addiction hobby while living in foreign climes. Convivial atmosphere, great staff, ice cold air conditioning, one of the few preorder facilities for GW stuff, and of course gaming space. In Hong Kong, space is at a bit of a premium, and so finding a shop in a central location (on the Island no less!) with enough room for 10 gaming tables was a bit of a luxury. What made it even better was the mass of great terrain that they had accumulated over the years, through the efforts of causal gamers and veterans alike, which enabled truly immersive games to be played and enjoyed by all (well, those of us who don’t enjoy playing on planet bowling ball that is…)
Enough terrain to sink a battleship
The battlesuit slammed into the tainted metal floor of the makeshift fortress, scattering gore slickened debris all around and sending a deafening boom throughout the ramshackle structure. From the dripping shadows, skulking biological horrors shrieked their answer to the sudden cacophony. With steam still rising from its red hot armour plated surface, the Riptide unfurled itself from its crouching position, leveling its weapon systems at the enemy.
Dave Weston, of 40kaddict fame , has once more issued his annual ‘call to painting and modeling arms’, encouraging all of us harbouring a grey tide of embarrassment to get a move on and start making some headway with a proper ‘To Do’ list. You can see Dave’s original post at his blog here .
With my recent inventory complete, I have been able to get a better idea of where I am with the hobby and think I can now have a good stab at planning my way forward. As such, I am going to have a go at posting my ‘To Do list’ for the coming year – but before that, I should probably have a quick review of the last one.
They say the first step to recovery is admitting you have a problem.

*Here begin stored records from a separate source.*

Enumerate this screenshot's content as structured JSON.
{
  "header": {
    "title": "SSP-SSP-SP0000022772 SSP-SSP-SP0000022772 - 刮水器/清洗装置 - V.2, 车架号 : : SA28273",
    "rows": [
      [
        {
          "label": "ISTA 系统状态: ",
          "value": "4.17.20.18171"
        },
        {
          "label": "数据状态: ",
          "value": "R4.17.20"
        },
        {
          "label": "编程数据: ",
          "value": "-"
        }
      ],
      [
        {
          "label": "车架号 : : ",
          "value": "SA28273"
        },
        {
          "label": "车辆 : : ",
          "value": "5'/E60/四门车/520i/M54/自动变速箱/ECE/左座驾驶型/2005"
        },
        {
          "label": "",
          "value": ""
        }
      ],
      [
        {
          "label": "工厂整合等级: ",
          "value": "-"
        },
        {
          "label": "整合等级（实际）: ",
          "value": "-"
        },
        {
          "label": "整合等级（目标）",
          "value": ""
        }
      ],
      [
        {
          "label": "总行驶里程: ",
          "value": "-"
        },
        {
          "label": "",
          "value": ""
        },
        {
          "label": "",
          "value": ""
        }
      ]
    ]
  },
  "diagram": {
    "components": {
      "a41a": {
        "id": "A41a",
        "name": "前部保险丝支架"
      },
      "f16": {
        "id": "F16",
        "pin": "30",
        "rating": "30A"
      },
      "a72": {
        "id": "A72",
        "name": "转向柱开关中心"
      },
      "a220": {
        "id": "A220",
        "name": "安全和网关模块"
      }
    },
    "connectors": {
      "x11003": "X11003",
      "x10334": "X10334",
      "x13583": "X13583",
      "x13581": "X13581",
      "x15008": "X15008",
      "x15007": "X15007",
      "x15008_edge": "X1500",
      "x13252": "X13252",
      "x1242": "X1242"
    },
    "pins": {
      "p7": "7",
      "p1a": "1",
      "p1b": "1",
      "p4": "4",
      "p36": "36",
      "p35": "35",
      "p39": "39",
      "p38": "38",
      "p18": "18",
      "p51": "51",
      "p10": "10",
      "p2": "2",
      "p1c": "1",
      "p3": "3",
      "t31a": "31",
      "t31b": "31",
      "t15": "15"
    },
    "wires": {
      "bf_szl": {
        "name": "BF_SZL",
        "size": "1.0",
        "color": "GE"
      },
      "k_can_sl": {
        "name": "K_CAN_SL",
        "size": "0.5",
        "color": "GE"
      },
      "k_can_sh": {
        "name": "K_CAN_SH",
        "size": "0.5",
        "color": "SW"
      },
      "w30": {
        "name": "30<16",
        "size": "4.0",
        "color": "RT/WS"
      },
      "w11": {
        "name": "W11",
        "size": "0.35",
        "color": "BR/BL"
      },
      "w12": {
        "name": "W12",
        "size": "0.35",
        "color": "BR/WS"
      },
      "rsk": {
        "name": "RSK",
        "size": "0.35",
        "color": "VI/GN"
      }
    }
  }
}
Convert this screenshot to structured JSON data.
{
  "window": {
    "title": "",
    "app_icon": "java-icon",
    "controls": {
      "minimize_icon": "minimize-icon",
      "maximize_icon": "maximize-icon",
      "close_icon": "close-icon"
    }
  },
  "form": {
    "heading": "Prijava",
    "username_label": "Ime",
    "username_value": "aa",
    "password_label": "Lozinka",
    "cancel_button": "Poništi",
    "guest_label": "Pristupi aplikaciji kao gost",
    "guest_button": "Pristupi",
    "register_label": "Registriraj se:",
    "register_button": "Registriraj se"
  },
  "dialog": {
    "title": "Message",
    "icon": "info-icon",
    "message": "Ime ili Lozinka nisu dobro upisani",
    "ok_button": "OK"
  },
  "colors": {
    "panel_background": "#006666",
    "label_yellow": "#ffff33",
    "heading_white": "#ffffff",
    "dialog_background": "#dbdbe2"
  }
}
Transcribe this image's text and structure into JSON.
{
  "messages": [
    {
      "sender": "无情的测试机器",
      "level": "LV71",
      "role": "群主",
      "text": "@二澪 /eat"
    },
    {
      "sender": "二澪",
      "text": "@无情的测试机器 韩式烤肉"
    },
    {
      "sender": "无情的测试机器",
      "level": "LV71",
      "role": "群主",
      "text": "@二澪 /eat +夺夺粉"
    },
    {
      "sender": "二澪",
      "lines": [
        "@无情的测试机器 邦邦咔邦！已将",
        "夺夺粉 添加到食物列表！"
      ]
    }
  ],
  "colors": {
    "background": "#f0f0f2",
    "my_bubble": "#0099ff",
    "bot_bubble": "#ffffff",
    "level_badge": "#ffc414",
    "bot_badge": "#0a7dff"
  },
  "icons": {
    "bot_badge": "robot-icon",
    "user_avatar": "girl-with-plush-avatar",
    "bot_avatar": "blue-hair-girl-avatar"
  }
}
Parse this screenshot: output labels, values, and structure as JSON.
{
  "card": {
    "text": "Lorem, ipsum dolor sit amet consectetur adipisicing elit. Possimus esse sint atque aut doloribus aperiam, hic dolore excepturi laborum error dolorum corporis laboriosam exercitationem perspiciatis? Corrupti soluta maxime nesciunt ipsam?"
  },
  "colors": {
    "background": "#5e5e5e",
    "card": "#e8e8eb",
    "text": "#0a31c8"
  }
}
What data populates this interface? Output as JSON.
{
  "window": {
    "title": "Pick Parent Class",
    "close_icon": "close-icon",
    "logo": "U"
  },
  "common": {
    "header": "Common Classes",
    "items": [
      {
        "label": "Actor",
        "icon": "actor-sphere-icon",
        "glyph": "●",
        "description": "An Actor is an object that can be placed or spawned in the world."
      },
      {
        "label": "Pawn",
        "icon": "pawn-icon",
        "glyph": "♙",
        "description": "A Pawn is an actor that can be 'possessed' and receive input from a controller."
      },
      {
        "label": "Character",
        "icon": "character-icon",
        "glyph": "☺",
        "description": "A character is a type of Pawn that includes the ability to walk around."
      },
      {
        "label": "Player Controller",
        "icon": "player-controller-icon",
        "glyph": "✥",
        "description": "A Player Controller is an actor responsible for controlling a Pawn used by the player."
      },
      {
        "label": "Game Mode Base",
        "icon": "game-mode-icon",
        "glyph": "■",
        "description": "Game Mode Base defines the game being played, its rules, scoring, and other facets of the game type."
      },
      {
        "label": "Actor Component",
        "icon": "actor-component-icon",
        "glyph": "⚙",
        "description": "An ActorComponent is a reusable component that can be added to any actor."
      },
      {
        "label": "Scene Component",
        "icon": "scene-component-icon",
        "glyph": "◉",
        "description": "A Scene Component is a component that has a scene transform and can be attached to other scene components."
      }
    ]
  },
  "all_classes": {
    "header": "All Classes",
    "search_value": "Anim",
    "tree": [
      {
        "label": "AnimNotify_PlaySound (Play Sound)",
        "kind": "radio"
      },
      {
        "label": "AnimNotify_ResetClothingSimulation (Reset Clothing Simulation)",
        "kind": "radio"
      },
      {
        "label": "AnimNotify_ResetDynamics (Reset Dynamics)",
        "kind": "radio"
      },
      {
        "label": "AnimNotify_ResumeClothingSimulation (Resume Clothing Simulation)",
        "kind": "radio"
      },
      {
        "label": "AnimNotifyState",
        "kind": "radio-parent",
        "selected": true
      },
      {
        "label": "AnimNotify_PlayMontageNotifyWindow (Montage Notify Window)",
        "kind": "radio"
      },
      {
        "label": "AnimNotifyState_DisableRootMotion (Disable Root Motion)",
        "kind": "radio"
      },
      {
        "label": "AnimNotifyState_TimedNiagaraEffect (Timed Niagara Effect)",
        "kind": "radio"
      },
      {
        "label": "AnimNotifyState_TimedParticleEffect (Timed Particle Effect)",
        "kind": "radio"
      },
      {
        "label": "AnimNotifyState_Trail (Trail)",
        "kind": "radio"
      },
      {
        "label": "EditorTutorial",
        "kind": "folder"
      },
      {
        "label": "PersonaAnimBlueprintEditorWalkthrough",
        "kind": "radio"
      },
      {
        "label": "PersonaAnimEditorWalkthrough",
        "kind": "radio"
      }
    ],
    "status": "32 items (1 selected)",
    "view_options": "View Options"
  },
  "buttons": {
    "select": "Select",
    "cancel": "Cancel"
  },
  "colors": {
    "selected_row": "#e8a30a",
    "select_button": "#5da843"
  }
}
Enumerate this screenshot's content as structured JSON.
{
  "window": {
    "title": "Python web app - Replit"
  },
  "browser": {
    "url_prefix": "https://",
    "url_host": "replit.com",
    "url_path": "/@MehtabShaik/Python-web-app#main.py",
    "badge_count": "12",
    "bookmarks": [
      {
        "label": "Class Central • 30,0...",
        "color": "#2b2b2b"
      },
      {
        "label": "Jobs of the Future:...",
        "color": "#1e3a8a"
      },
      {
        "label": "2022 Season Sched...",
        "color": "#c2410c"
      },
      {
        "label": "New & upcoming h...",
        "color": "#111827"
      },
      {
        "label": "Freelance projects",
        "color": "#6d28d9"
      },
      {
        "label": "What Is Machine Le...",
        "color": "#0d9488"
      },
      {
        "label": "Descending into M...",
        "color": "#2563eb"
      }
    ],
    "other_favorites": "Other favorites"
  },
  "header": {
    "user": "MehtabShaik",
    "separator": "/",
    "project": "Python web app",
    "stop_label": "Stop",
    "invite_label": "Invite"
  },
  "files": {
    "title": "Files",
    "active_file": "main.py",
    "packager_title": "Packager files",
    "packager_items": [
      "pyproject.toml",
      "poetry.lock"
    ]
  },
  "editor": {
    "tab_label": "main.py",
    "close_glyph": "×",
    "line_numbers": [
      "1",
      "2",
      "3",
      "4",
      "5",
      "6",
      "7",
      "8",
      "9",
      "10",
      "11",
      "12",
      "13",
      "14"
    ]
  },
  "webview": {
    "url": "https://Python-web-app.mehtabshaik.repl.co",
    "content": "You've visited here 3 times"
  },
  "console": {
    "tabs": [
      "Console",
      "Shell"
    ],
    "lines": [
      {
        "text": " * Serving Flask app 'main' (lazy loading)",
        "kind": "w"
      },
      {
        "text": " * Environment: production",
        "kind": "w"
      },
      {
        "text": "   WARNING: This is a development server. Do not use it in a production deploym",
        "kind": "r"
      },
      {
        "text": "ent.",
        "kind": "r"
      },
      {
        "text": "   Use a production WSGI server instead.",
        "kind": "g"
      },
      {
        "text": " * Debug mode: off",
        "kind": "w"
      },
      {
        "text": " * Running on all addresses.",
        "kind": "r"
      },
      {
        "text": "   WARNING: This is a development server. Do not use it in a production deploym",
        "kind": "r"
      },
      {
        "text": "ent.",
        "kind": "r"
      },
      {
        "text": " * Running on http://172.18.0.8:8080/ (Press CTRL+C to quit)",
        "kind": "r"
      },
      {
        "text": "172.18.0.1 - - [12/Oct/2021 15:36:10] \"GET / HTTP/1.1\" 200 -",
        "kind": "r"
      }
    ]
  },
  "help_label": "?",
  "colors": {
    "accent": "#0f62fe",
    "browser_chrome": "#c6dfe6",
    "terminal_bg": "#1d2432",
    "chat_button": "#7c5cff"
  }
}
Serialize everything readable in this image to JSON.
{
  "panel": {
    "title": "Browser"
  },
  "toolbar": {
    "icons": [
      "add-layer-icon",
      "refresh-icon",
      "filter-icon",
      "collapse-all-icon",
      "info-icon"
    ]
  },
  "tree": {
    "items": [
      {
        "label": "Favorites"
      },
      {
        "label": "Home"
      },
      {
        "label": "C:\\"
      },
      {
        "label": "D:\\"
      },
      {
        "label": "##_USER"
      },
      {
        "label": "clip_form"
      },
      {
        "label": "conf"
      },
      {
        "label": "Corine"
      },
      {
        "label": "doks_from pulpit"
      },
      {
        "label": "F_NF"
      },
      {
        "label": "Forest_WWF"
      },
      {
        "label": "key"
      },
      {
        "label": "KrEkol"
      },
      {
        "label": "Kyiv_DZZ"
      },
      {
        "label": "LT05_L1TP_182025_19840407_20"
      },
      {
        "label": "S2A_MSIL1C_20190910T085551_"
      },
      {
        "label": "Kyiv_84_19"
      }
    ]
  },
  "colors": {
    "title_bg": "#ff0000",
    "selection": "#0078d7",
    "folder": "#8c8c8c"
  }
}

Well, they say that about drugs and booze, so I guess it can apply to any addiction, right? OK, well here it is – I have a problem. I am addicted to cheap piles of plastic (and metal, and even resin) crack. There, done. Problem solved, right?
Ok, so the first part of the inventory was a bit of a shock to the system. I suspected that I might have got a bit carried away over the years but I never thought the collection had spiraled to over 500 models. I really didn’t want to carry on with the process to be honest, as I knew if I finished the inventory there would be some tough decisions to make with regards to how I deal with it all.
However, I knew deep down that the best thing to do was just to finish it and get an honest and frank assessment of where I am and how bad it has got. So, I knuckled down, gritted my teeth, girded my loins, and cracked on with part 2…
Now that we have unpacked the majority of our stuff and essential tasks have been completed to the boss’ liking, I have allowed myself a few hours to unpack the
toy soldiers serious collectable miniatures and house them in their new abode. While doing so, I also undertook the slightly tedious (if necessary) task of having a bit of an inventory of all the lads. I have collected rather a lot of disparate stuff over the last few years (thanks to a bad EBay habit and not being able to resist a bargain when I see it) and a fair chunk of it has gone straight into boxes labeled ‘project x’ or such like, and then been duly forgotten about.
The inventory also takes a bit more prominence at the moment, as I am keen to join in the with the 40k Addict Hobby Season shenanigans going on, and a better understanding of where I am will allow me to plan a better hobby season ahead.